▶ **Items from an interface collection**:
________________
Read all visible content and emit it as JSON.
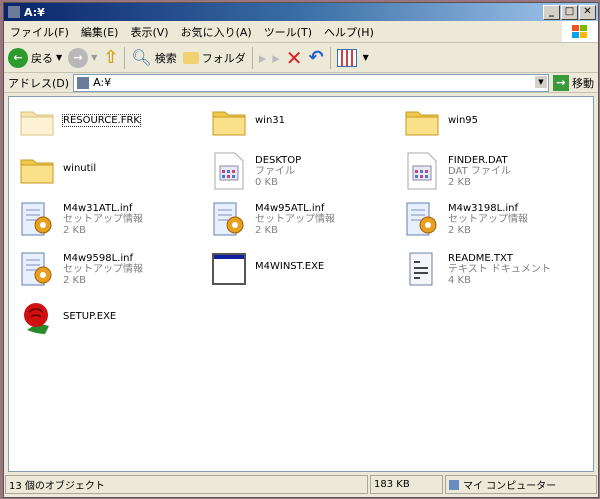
{
  "window": {
    "title": "A:¥"
  },
  "menu": [
    "ファイル(F)",
    "編集(E)",
    "表示(V)",
    "お気に入り(A)",
    "ツール(T)",
    "ヘルプ(H)"
  ],
  "toolbar": {
    "back": "戻る",
    "search": "検索",
    "folders": "フォルダ"
  },
  "address": {
    "label": "アドレス(D)",
    "value": "A:¥",
    "go": "移動"
  },
  "items": [
    {
      "name": "RESOURCE.FRK",
      "type": "folder-light"
    },
    {
      "name": "win31",
      "type": "folder"
    },
    {
      "name": "win95",
      "type": "folder"
    },
    {
      "name": "winutil",
      "type": "folder"
    },
    {
      "name": "DESKTOP",
      "kind": "ファイル",
      "size": "0 KB",
      "type": "file"
    },
    {
      "name": "FINDER.DAT",
      "kind": "DAT ファイル",
      "size": "2 KB",
      "type": "file"
    },
    {
      "name": "M4w31ATL.inf",
      "kind": "セットアップ情報",
      "size": "2 KB",
      "type": "inf"
    },
    {
      "name": "M4w95ATL.inf",
      "kind": "セットアップ情報",
      "size": "2 KB",
      "type": "inf"
    },
    {
      "name": "M4w3198L.inf",
      "kind": "セットアップ情報",
      "size": "2 KB",
      "type": "inf"
    },
    {
      "name": "M4w9598L.inf",
      "kind": "セットアップ情報",
      "size": "2 KB",
      "type": "inf"
    },
    {
      "name": "M4WINST.EXE",
      "type": "exe"
    },
    {
      "name": "README.TXT",
      "kind": "テキスト ドキュメント",
      "size": "4 KB",
      "type": "txt"
    },
    {
      "name": "SETUP.EXE",
      "type": "rose"
    }
  ],
  "status": {
    "count": "13 個のオブジェクト",
    "size": "183 KB",
    "location": "マイ コンピューター"
  }
}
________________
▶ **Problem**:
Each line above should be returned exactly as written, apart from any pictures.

▶ **Expected output**:
Read all visible content and emit it as JSON.
{
  "window": {
    "title": "A:¥"
  },
  "menu": [
    "ファイル(F)",
    "編集(E)",
    "表示(V)",
    "お気に入り(A)",
    "ツール(T)",
    "ヘルプ(H)"
  ],
  "toolbar": {
    "back": "戻る",
    "search": "検索",
    "folders": "フォルダ"
  },
  "address": {
    "label": "アドレス(D)",
    "value": "A:¥",
    "go": "移動"
  },
  "items": [
    {
      "name": "RESOURCE.FRK",
      "type": "folder-light"
    },
    {
      "name": "win31",
      "type": "folder"
    },
    {
      "name": "win95",
      "type": "folder"
    },
    {
      "name": "winutil",
      "type": "folder"
    },
    {
      "name": "DESKTOP",
      "kind": "ファイル",
      "size": "0 KB",
      "type": "file"
    },
    {
      "name": "FINDER.DAT",
      "kind": "DAT ファイル",
      "size": "2 KB",
      "type": "file"
    },
    {
      "name": "M4w31ATL.inf",
      "kind": "セットアップ情報",
      "size": "2 KB",
      "type": "inf"
    },
    {
      "name": "M4w95ATL.inf",
      "kind": "セットアップ情報",
      "size": "2 KB",
      "type": "inf"
    },
    {
      "name": "M4w3198L.inf",
      "kind": "セットアップ情報",
      "size": "2 KB",
      "type": "inf"
    },
    {
      "name": "M4w9598L.inf",
      "kind": "セットアップ情報",
      "size": "2 KB",
      "type": "inf"
    },
    {
      "name": "M4WINST.EXE",
      "type": "exe"
    },
    {
      "name": "README.TXT",
      "kind": "テキスト ドキュメント",
      "size": "4 KB",
      "type": "txt"
    },
    {
      "name": "SETUP.EXE",
      "type": "rose"
    }
  ],
  "status": {
    "count": "13 個のオブジェクト",
    "size": "183 KB",
    "location": "マイ コンピューター"
  }
}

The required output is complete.